Thanks to the Melaleuca Foundation, Santa Lucia was able to take the case to court and help Jonathan become eligible for adoption. It was an arduous process, but everyone at Santa Lucia worked together to help Jonathan.
Jonathan was eventually paired with a family for adoption. Because Jonathan’s new family lived in a different country, he would need to learn a new culture and a new language.
Reassuring a Scared Little Boy
As excited as Jonathan was about the idea of a family, going to a new place was scary. He began acting out in school, and his usually high grades started to slip. Sor Maria and a social worker at the orphanage sat down with him and asked what was going on.
“I worried, ‘What if it falls through and I don’t get a family?'” Jonathan says. “What if the kids at my new school think I’m dumb because I can’t speak the language?”
Sor Maria gave Jonathan a big hug and assured him: Not only would he have a family, but he would learn the language and make new friends. As Jonathan worked with a social worker to prepare for his new home, he gradually overcame these fears.
When the time came for Jonathan to leave Ecuador with his new family, there was only one last hurdle: the plane. Jonathan had never flown before. H e was terrified he would fall out of the plane when it was in the sky.
“Jonathan had never even seen a plane, so the idea of flying was scary,” Sor Maria recalls. “It took Pablo and me a few talks with him before he revealed what was scaring him. Somehow, we were able to help him become comfortable with the idea.”

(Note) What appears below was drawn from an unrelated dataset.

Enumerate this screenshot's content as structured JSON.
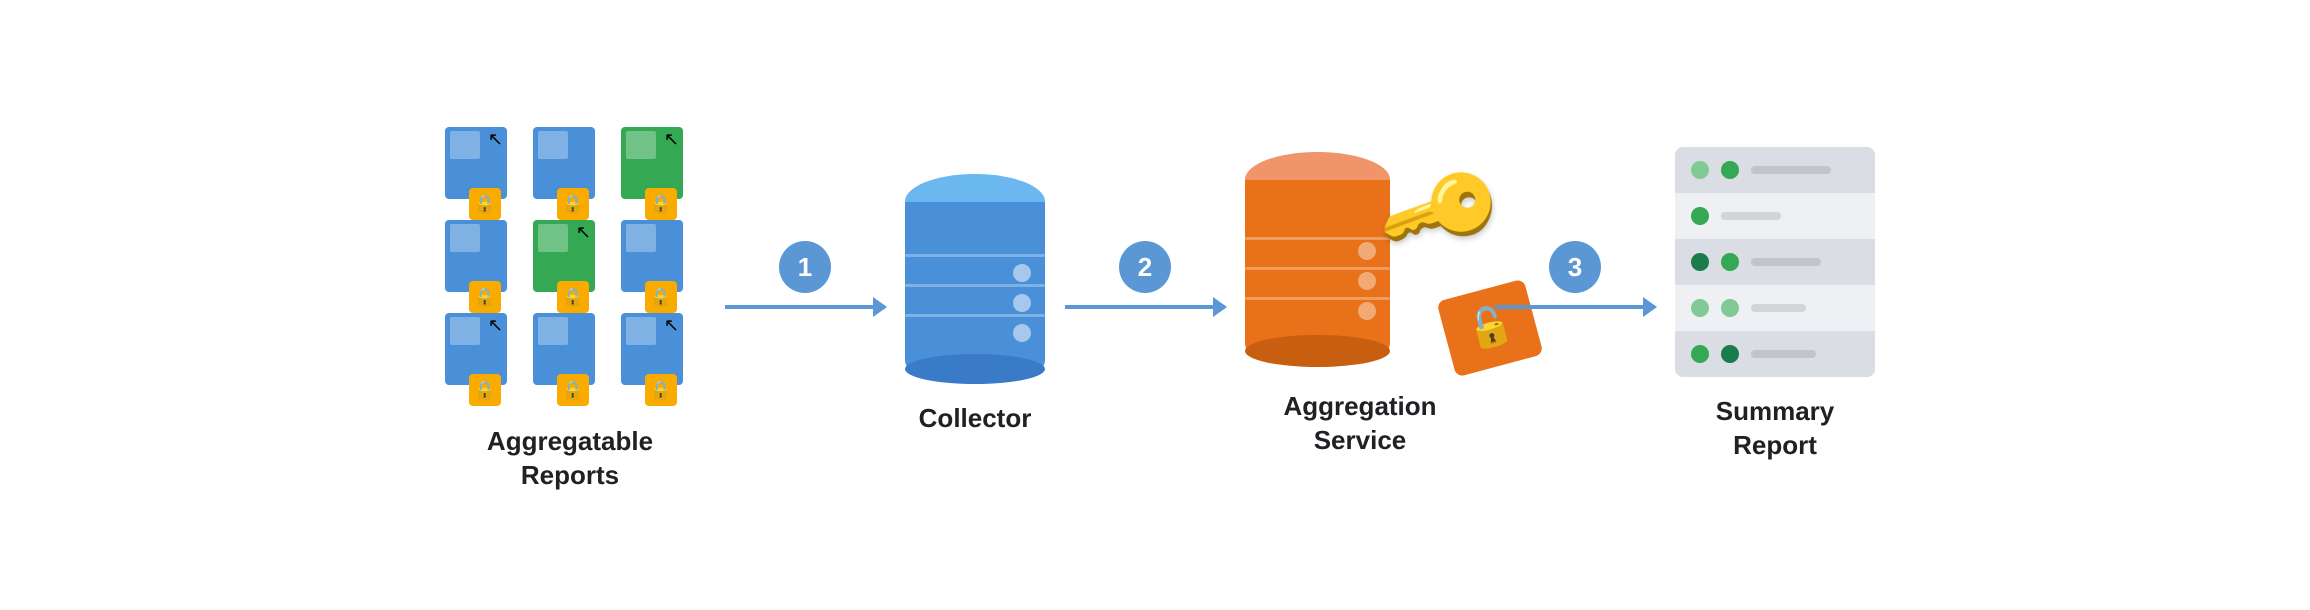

A Successful Family TransitionJonathan’s journey to his new family wasn’t easy, but it was well worth it. After being with his new family for two years, Jonathan feels their love and excitement for him every day. As Sor Maria predicted, he has quickly picked up the new language and made many new friends. Not only is he excelling at school, but he has also become the star of his youth league basketball team.
A Christmas Miracle
This Christmas, Jonathan will receive a special present. His famil plans to get together with two other families whose children were also recently adopted from Santa Lucia and live in the same country.
Amazingly, both of these girls stayed in Santa Lucia’s “House 4” with Jonathan, where they all lived together for several years. Under the loving care of a “house mother,” the eight children in House 4 took care of one another, ate meals together, and grew in heart and spirit as a family unit. Although they technically don’t share the same bloodline, Jonathan considers them his sisters.
“I didn’t think it was possible to have a better Christmas than the one I had last year with my new family,” Jonathan says. “But this year, I get to spend Christmas with my family as well as two of my Santa Lucia sisters and their families.”
Sometimes it’s easy to forget what your monthly donation does: the lives you help change and the families you create. Thanks to your support and contributions, the Melaleuca Foundation not only helps children get a warm meal and a safe bed, but also gives them a chance to feel loved, to have a mom and a dad and to be a brother or sister.
Jonathan is just one of many adoptions made possible by you.
*Names have been changed to protect privacy in accordance with various adoption laws.